MATERIAL FOR THE TASK Block Start

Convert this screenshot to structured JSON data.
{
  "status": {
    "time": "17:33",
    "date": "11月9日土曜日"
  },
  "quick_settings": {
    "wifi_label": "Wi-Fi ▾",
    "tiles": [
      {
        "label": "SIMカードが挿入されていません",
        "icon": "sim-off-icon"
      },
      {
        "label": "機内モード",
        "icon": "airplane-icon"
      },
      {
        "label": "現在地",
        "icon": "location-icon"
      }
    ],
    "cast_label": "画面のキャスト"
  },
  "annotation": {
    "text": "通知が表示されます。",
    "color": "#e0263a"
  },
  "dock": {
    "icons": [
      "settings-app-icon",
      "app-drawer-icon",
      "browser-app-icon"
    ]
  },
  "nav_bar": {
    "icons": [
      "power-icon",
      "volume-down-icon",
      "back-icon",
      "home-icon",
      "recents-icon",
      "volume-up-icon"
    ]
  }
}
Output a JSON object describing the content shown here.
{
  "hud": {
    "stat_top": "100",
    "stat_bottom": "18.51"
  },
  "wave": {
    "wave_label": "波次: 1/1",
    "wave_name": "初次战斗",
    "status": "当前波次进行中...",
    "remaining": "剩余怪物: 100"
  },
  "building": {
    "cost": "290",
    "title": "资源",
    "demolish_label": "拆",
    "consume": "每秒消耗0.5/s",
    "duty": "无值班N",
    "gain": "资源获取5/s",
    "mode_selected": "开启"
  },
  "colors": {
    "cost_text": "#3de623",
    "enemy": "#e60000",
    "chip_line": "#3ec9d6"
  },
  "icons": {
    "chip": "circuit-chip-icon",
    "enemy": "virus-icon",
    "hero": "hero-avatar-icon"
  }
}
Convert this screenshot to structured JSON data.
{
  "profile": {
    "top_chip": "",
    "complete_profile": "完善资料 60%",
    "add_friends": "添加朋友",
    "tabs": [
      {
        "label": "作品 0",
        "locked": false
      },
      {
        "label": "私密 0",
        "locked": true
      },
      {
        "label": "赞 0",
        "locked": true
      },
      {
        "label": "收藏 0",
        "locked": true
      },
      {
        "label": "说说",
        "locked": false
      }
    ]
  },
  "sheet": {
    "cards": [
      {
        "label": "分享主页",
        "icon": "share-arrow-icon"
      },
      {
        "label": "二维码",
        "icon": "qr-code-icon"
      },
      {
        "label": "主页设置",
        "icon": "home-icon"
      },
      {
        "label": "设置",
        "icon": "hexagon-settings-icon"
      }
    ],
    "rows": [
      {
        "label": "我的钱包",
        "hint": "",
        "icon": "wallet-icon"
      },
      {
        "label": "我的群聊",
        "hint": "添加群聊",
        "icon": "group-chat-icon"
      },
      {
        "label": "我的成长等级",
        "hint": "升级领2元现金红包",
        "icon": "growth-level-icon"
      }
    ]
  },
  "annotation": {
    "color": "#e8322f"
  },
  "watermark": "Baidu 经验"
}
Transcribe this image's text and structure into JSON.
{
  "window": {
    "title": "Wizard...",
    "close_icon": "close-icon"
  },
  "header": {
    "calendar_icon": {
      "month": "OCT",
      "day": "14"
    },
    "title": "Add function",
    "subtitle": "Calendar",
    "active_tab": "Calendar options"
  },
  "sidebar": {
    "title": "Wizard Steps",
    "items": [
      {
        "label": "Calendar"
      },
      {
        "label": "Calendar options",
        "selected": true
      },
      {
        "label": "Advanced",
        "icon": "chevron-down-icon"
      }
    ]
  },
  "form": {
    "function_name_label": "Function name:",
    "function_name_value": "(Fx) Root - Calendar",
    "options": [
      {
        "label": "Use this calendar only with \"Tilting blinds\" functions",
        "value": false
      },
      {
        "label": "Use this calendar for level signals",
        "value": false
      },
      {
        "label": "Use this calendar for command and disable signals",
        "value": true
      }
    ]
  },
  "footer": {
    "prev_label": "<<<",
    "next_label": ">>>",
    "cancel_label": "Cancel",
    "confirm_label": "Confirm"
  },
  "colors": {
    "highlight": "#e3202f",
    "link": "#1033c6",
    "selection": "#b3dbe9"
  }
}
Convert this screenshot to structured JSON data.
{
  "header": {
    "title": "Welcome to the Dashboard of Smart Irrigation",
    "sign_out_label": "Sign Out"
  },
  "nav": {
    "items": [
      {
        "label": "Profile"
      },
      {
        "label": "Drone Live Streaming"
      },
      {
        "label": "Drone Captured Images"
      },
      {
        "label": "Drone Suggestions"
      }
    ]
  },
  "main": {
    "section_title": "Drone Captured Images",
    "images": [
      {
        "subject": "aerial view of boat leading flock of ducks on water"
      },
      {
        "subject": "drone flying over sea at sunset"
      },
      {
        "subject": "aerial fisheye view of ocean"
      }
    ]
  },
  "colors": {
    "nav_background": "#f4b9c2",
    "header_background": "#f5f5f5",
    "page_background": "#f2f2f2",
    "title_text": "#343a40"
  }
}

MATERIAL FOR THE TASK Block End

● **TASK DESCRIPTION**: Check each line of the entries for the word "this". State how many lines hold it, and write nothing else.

● **ANSWER BELOW**: 7